In their coverage of the Autumn Statement, publicservice.co.uk quoted CPS Director Tim Knox and Head of Economic Research Ryan Bourne.
To read the full article at publicservice.co.uk, click here.
Ryan Bourne, head of economic research at the Centre For Policy Studies, commented: "The Chancellor set himself two clear fiscal rules in his June 2010 Budget: to eliminate the cyclically-adjusted deficit, and for the debt to GDP ratio to be falling by the end of this Parliament. It is extremely disappointing that he has now decided to re-interpret the first rule as a 'rolling target,' giving him license to 'meet' it two years later in 2016/17. It would have been far more credible for him to state that he would do anything possible to eliminate the deficit within this Parliament, with further spending cuts if necessary. By deciding against doing this, the Chancellor has accepted that central government debt will increase by an additional £145bn across this Parliament – taking our official debt levels to a huge 78 per cent of GDP by 2014/15."
He went on: "It's important to note that all of the forecasts released by the OBR depend on a resolution in the eurozone. Unless this is resolved quickly, recession is probable and the Chancellor is likely to regret not taking pre-emptive measures to cut spending more quickly than he'd originally planned. There are still many areas of government expenditure that are a luxury for the economic circumstances that face us – and a hurricane from the continent could lead to a rapid decline in market confidence in our ability to pay our debts."
The think tank's director Tim Knox added: "Some measures [in the Autumn Statement] were certainly welcome: raising the state pension age is a fantastic measure which will both save money and generate growth (it has been calculated that raising the state pension age to 70 would add 0.5 per cent [or about £10bn] to the growth rate). But many of the measures announced today amount to little more than government meddling. It remains to be seen how far underwriting capital in the wholesale markets will actually find its way to SMEs, while the effectiveness of the national infrastructure plan will depend on how quickly private investment could be tapped."
Knox summarised some schemes the Chancellor announced, including a £50 cut in water bills for families in the south-west of England (£30m), free childcare places for 260,000 two-year-olds (£650m), £1.2bn for school building projects, £5bn for 35 new infrastructure projects, including new rail lines and superfast broadband, a £250m support package for energy-intensive firms, the £1bn 'youth contract' to subsidise six-month work placements for 410,000 young people, a £1bn business finance partnership to raise money for medium-sized firms, a regional growth regeneration fund to get £1bn in extra funding, a restriction on rail fare increases, and £50m to safeguard the future of cross-border sleeper train services.
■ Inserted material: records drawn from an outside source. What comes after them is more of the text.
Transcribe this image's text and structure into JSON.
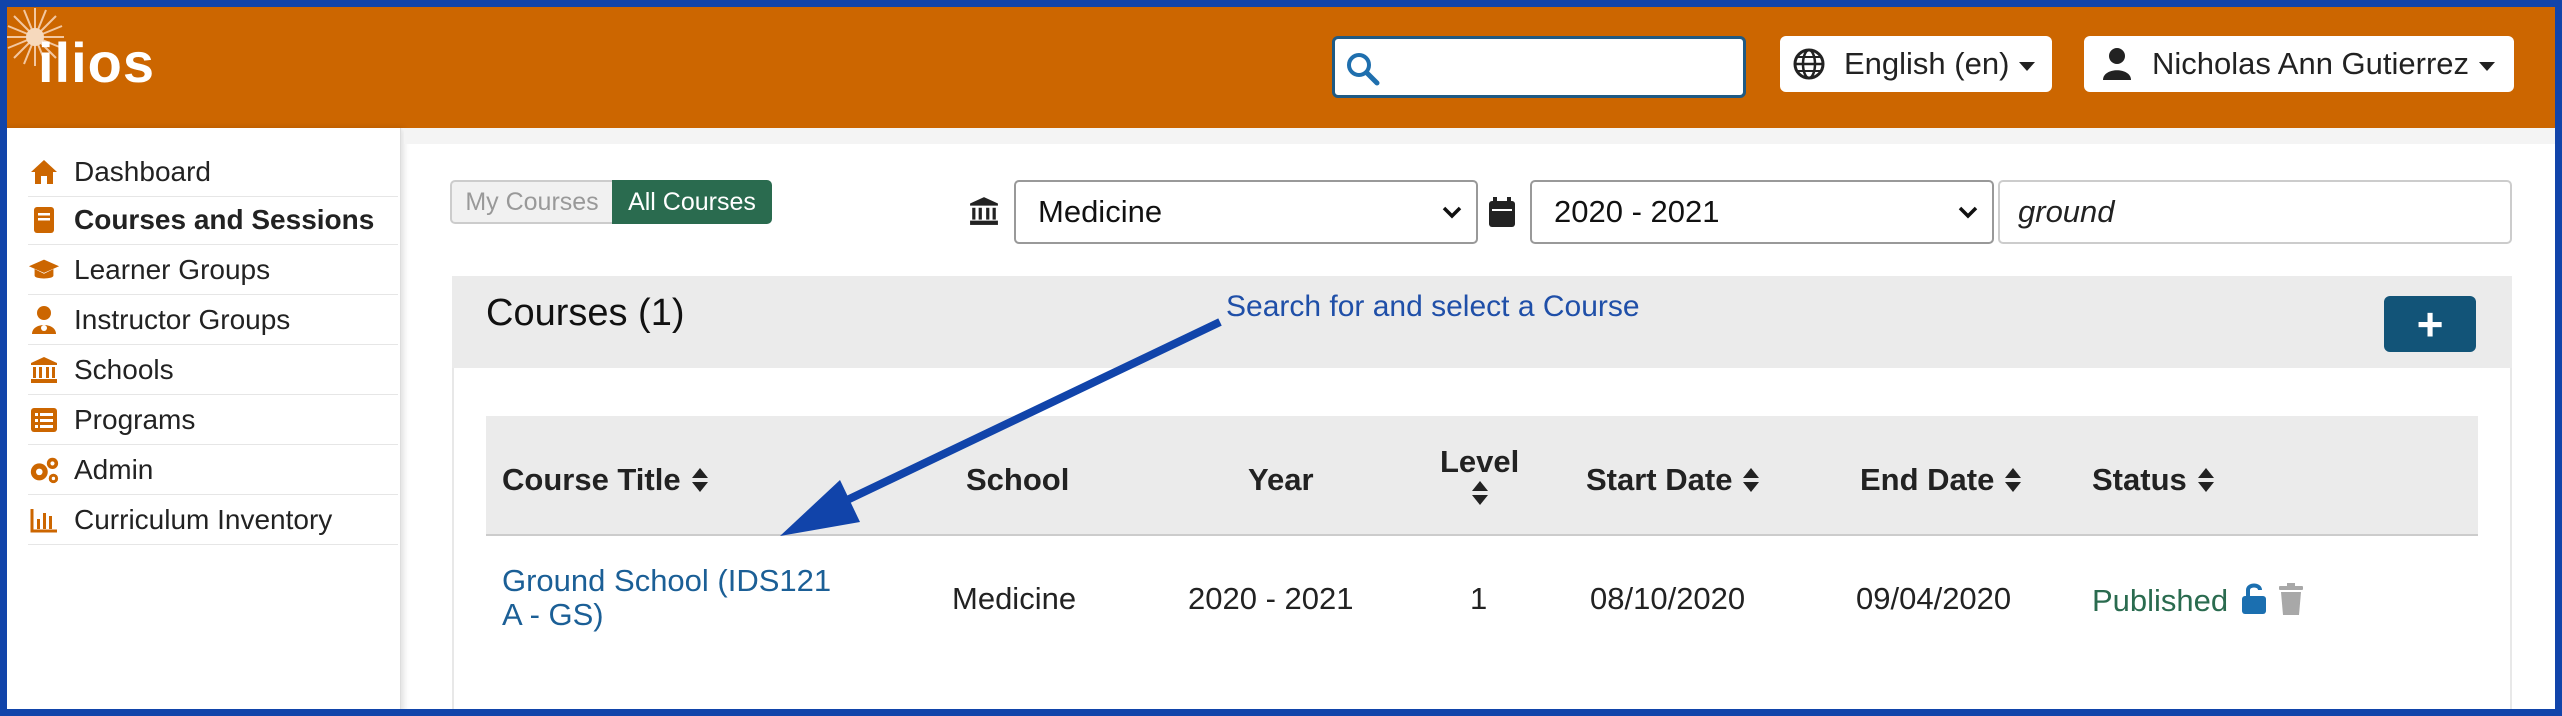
{
  "header": {
    "logo_text": "ilios",
    "search_placeholder": "",
    "language_label": "English (en)",
    "user_label": "Nicholas Ann Gutierrez",
    "brand_color": "#cc6600"
  },
  "sidebar": {
    "items": [
      {
        "label": "Dashboard",
        "icon": "home-icon"
      },
      {
        "label": "Courses and Sessions",
        "icon": "book-icon",
        "active": true
      },
      {
        "label": "Learner Groups",
        "icon": "graduation-cap-icon"
      },
      {
        "label": "Instructor Groups",
        "icon": "user-md-icon"
      },
      {
        "label": "Schools",
        "icon": "university-icon"
      },
      {
        "label": "Programs",
        "icon": "list-alt-icon"
      },
      {
        "label": "Admin",
        "icon": "cogs-icon"
      },
      {
        "label": "Curriculum Inventory",
        "icon": "chart-bar-icon"
      }
    ]
  },
  "filters": {
    "my_courses_label": "My Courses",
    "all_courses_label": "All Courses",
    "school_value": "Medicine",
    "year_value": "2020 - 2021",
    "title_filter_value": "ground"
  },
  "courses": {
    "title": "Courses (1)",
    "add_label": "+",
    "annotation": "Search for and select a Course",
    "columns": [
      "Course Title",
      "School",
      "Year",
      "Level",
      "Start Date",
      "End Date",
      "Status"
    ],
    "rows": [
      {
        "title_line1": "Ground School (IDS121",
        "title_line2": "A - GS)",
        "school": "Medicine",
        "year": "2020 - 2021",
        "level": "1",
        "start_date": "08/10/2020",
        "end_date": "09/04/2020",
        "status": "Published"
      }
    ]
  }
}
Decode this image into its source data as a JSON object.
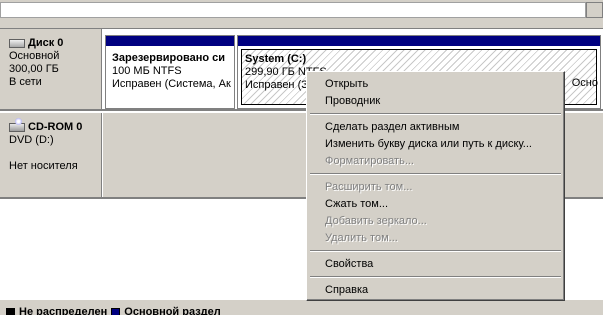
{
  "disks": [
    {
      "title": "Диск 0",
      "type": "Основной",
      "size": "300,00 ГБ",
      "status": "В сети",
      "partitions": [
        {
          "name": "Зарезервировано си",
          "size": "100 МБ NTFS",
          "status": "Исправен (Система, Ак"
        },
        {
          "name": "System  (C:)",
          "size": "299,90 ГБ NTFS",
          "status": "Исправен (З",
          "status_tail": "Осно"
        }
      ]
    },
    {
      "title": "CD-ROM 0",
      "type": "DVD (D:)",
      "status": "Нет носителя"
    }
  ],
  "legend": [
    {
      "label": "Не распределен",
      "color": "#000000"
    },
    {
      "label": "Основной раздел",
      "color": "#000080"
    }
  ],
  "context_menu": {
    "items": [
      {
        "label": "Открыть",
        "enabled": true
      },
      {
        "label": "Проводник",
        "enabled": true
      },
      {
        "label": "Сделать раздел активным",
        "enabled": true
      },
      {
        "label": "Изменить букву диска или путь к диску...",
        "enabled": true
      },
      {
        "label": "Форматировать...",
        "enabled": false
      },
      {
        "label": "Расширить том...",
        "enabled": false
      },
      {
        "label": "Сжать том...",
        "enabled": true
      },
      {
        "label": "Добавить зеркало...",
        "enabled": false
      },
      {
        "label": "Удалить том...",
        "enabled": false
      },
      {
        "label": "Свойства",
        "enabled": true
      },
      {
        "label": "Справка",
        "enabled": true
      }
    ]
  },
  "colors": {
    "primary_partition": "#000080",
    "unallocated": "#000000",
    "background": "#d4d0c8"
  }
}
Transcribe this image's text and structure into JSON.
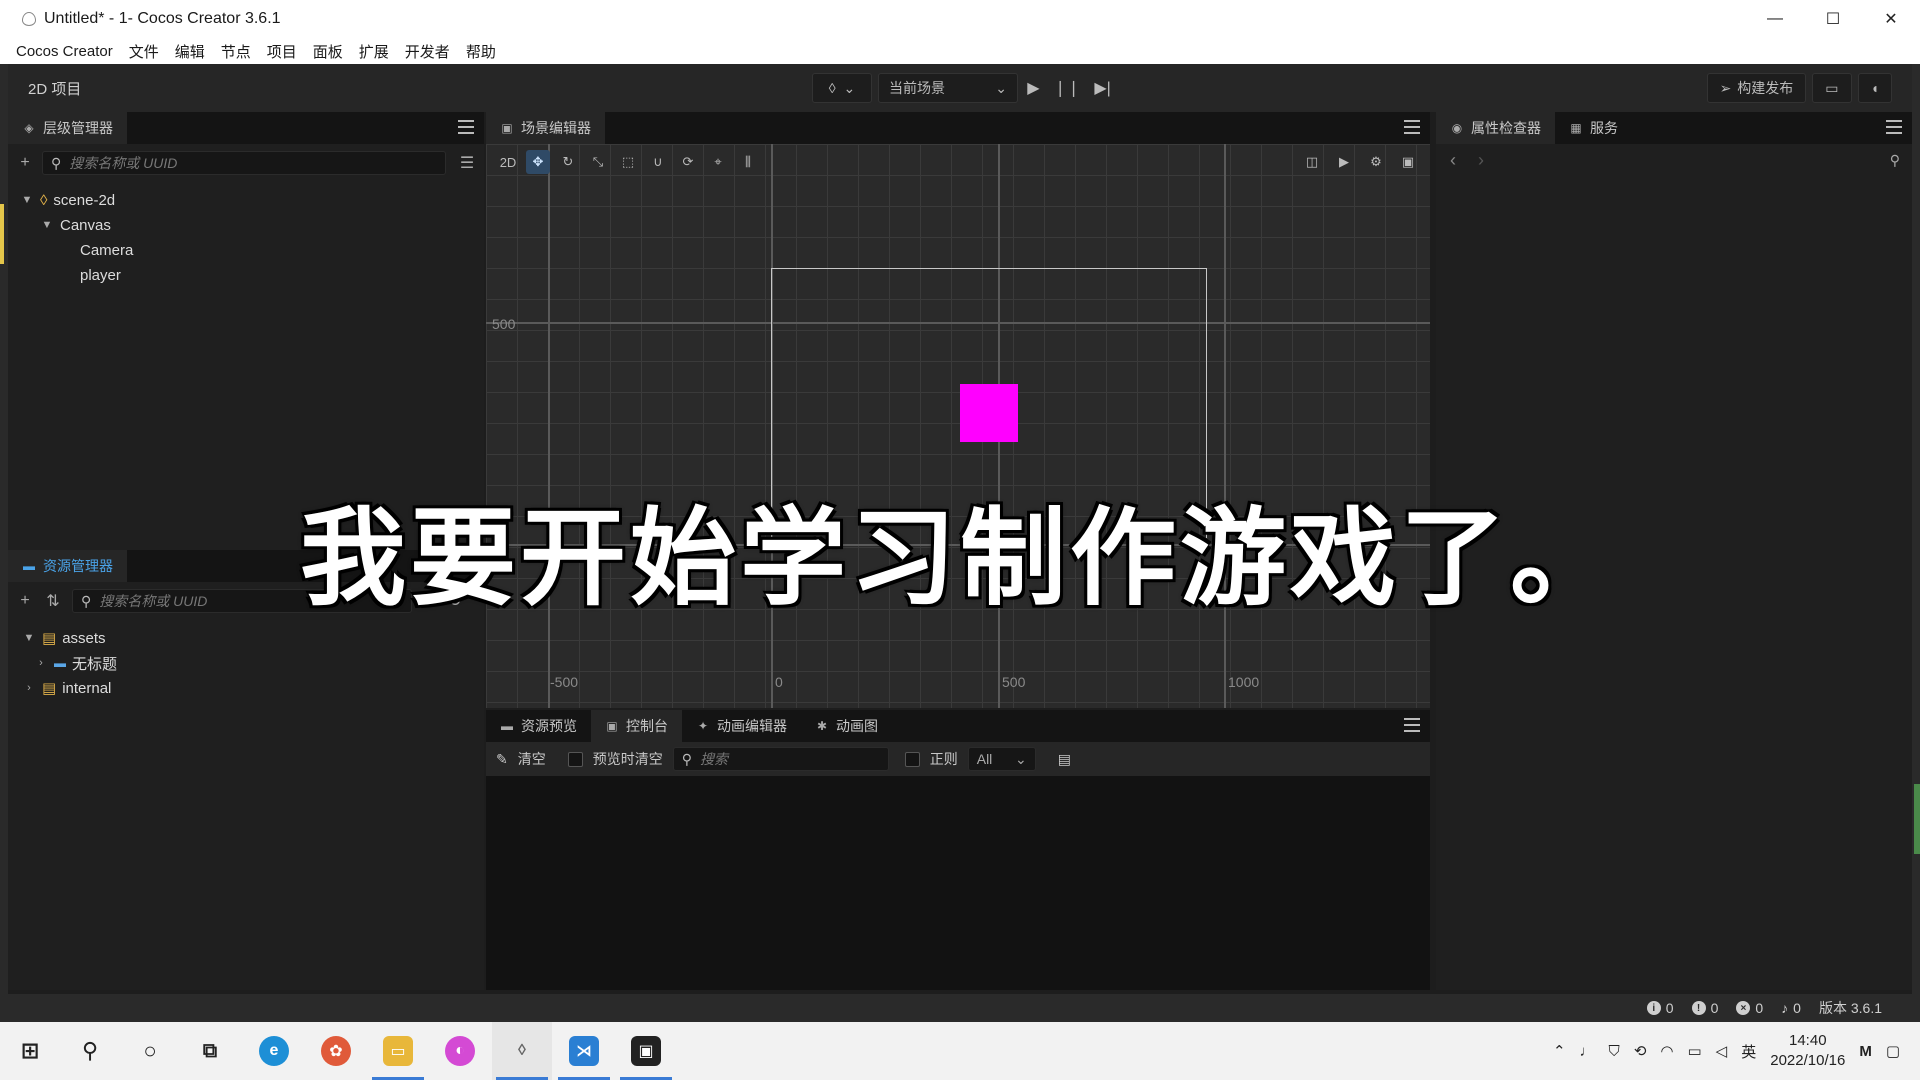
{
  "window": {
    "title": "Untitled* - 1- Cocos Creator 3.6.1",
    "minimize": "—",
    "maximize": "☐",
    "close": "✕"
  },
  "menu": [
    "Cocos Creator",
    "文件",
    "编辑",
    "节点",
    "项目",
    "面板",
    "扩展",
    "开发者",
    "帮助"
  ],
  "toolbar": {
    "project_label": "2D 项目",
    "scene_select": "当前场景",
    "build_label": "构建发布"
  },
  "hierarchy": {
    "tab": "层级管理器",
    "search_placeholder": "搜索名称或 UUID",
    "nodes": [
      "scene-2d",
      "Canvas",
      "Camera",
      "player"
    ]
  },
  "assets": {
    "tab": "资源管理器",
    "search_placeholder": "搜索名称或 UUID",
    "items": [
      "assets",
      "无标题",
      "internal"
    ]
  },
  "scene": {
    "tab": "场景编辑器",
    "mode_2d": "2D",
    "axis": {
      "y500": "500",
      "xm500": "-500",
      "x0": "0",
      "x500": "500",
      "x1000": "1000"
    },
    "sprite_color": "#ff00ff"
  },
  "bottom": {
    "tabs": [
      "资源预览",
      "控制台",
      "动画编辑器",
      "动画图"
    ],
    "clear": "清空",
    "clear_on_preview": "预览时清空",
    "search_placeholder": "搜索",
    "regex": "正则",
    "filter": "All"
  },
  "inspector": {
    "tabs": [
      "属性检查器",
      "服务"
    ]
  },
  "status": {
    "info": "0",
    "warn": "0",
    "error": "0",
    "notify": "0",
    "version": "版本 3.6.1"
  },
  "taskbar": {
    "time": "14:40",
    "date": "2022/10/16",
    "ime": "英"
  },
  "subtitle": "我要开始学习制作游戏了。"
}
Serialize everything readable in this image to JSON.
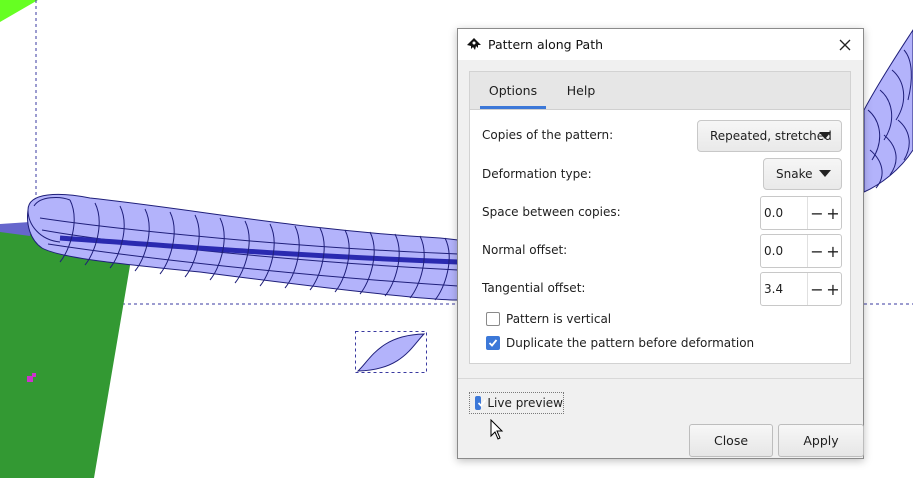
{
  "dialog": {
    "title": "Pattern along Path",
    "tabs": [
      {
        "label": "Options",
        "active": true
      },
      {
        "label": "Help",
        "active": false
      }
    ],
    "rows": {
      "copies": {
        "label": "Copies of the pattern:",
        "value": "Repeated, stretched"
      },
      "deformation": {
        "label": "Deformation type:",
        "value": "Snake"
      },
      "space": {
        "label": "Space between copies:",
        "value": "0.0"
      },
      "normal": {
        "label": "Normal offset:",
        "value": "0.0"
      },
      "tangential": {
        "label": "Tangential offset:",
        "value": "3.4"
      }
    },
    "checks": {
      "vertical": {
        "label": "Pattern is vertical",
        "checked": false
      },
      "duplicate": {
        "label": "Duplicate the pattern before deformation",
        "checked": true
      }
    },
    "live_preview": {
      "label": "Live preview",
      "checked": true
    },
    "buttons": {
      "close": "Close",
      "apply": "Apply"
    },
    "icons": {
      "app": "inkscape-icon",
      "close": "close-icon",
      "spin_minus": "minus-icon",
      "spin_plus": "plus-icon"
    }
  },
  "colors": {
    "accent": "#3c78d8",
    "rope_fill": "#b3b3fb",
    "rope_stroke": "#1f1f7a",
    "green_shape": "#339933",
    "lime_shape": "#66ff22",
    "selection_dash": "#3a3aa0"
  }
}
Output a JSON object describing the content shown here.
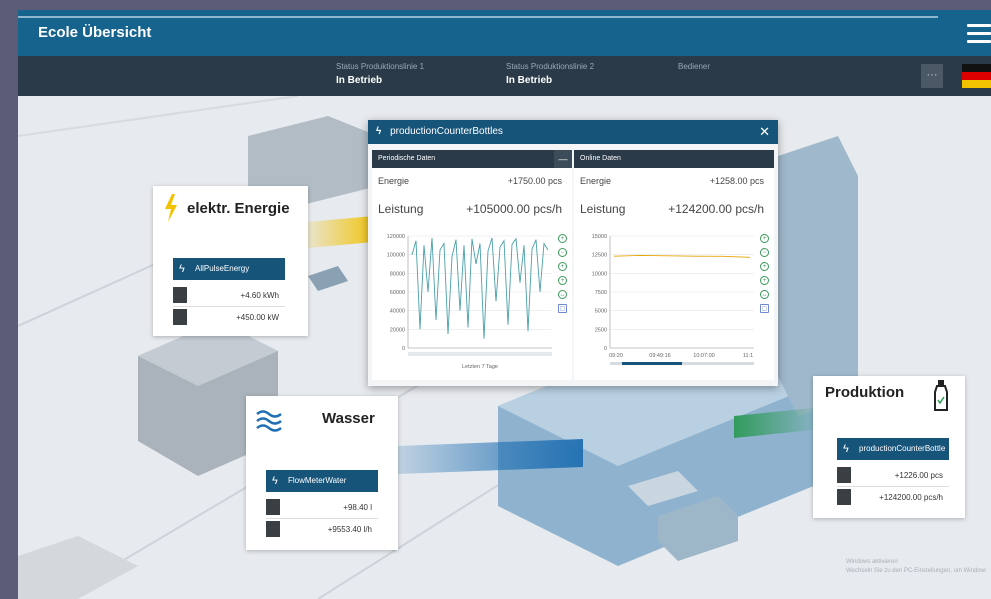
{
  "app": {
    "title": "Ecole Übersicht"
  },
  "status": [
    {
      "label": "Status Produktionslinie 1",
      "value": "In Betrieb"
    },
    {
      "label": "Status Produktionslinie 2",
      "value": "In Betrieb"
    },
    {
      "label": "Bediener",
      "value": ""
    }
  ],
  "more_label": "···",
  "energy": {
    "title": "elektr. Energie",
    "sub": "AllPulseEnergy",
    "values": [
      "+4.60 kWh",
      "+450.00 kW"
    ]
  },
  "water": {
    "title": "Wasser",
    "sub": "FlowMeterWater",
    "values": [
      "+98.40 l",
      "+9553.40 l/h"
    ]
  },
  "production": {
    "title": "Produktion",
    "sub": "productionCounterBottles",
    "values": [
      "+1226.00 pcs",
      "+124200.00 pcs/h"
    ]
  },
  "popup": {
    "title": "productionCounterBottles",
    "close": "✕",
    "periodic": {
      "title": "Periodische Daten",
      "rows": [
        {
          "label": "Energie",
          "value": "+1750.00 pcs"
        },
        {
          "label": "Leistung",
          "value": "+105000.00 pcs/h"
        }
      ],
      "yticks": [
        "120000",
        "100000",
        "80000",
        "60000",
        "40000",
        "20000",
        "0"
      ],
      "footer": "Letzten 7 Tage"
    },
    "online": {
      "title": "Online Daten",
      "rows": [
        {
          "label": "Energie",
          "value": "+1258.00 pcs"
        },
        {
          "label": "Leistung",
          "value": "+124200.00 pcs/h"
        }
      ],
      "yticks": [
        "15000",
        "12500",
        "10000",
        "7500",
        "5000",
        "2500",
        "0"
      ],
      "xticks": [
        "09:20",
        "09:49:16",
        "10:07:00",
        "11:1"
      ]
    }
  },
  "chart_data": [
    {
      "type": "line",
      "title": "Periodische Daten",
      "xlabel": "Letzten 7 Tage",
      "ylim": [
        0,
        120000
      ],
      "series": [
        {
          "values": [
            100000,
            115000,
            20000,
            110000,
            60000,
            118000,
            30000,
            105000,
            112000,
            15000,
            98000,
            116000,
            40000,
            110000,
            22000,
            117000,
            90000,
            112000,
            10000,
            104000,
            118000,
            50000,
            108000,
            115000,
            25000,
            111000,
            117000,
            70000,
            110000,
            18000,
            106000,
            116000,
            60000,
            112000,
            105000
          ]
        }
      ]
    },
    {
      "type": "line",
      "title": "Online Daten",
      "x": [
        "09:20",
        "09:49:16",
        "10:07:00",
        "11:1"
      ],
      "ylim": [
        0,
        15000
      ],
      "series": [
        {
          "values": [
            12300,
            12400,
            12350,
            12300,
            12280,
            12150
          ]
        }
      ]
    }
  ],
  "watermark": [
    "Windows aktivieren",
    "Wechseln Sie zu den PC-Einstellungen, um Windows zu aktivieren."
  ]
}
"Well, that's another £10bn gone," said Knox, "the equivalent of £400 for every household in the country. Or an immediate halving of the rate of corporation tax (from 25 per cent to 12.5 per cent, where we would be at Irish levels)."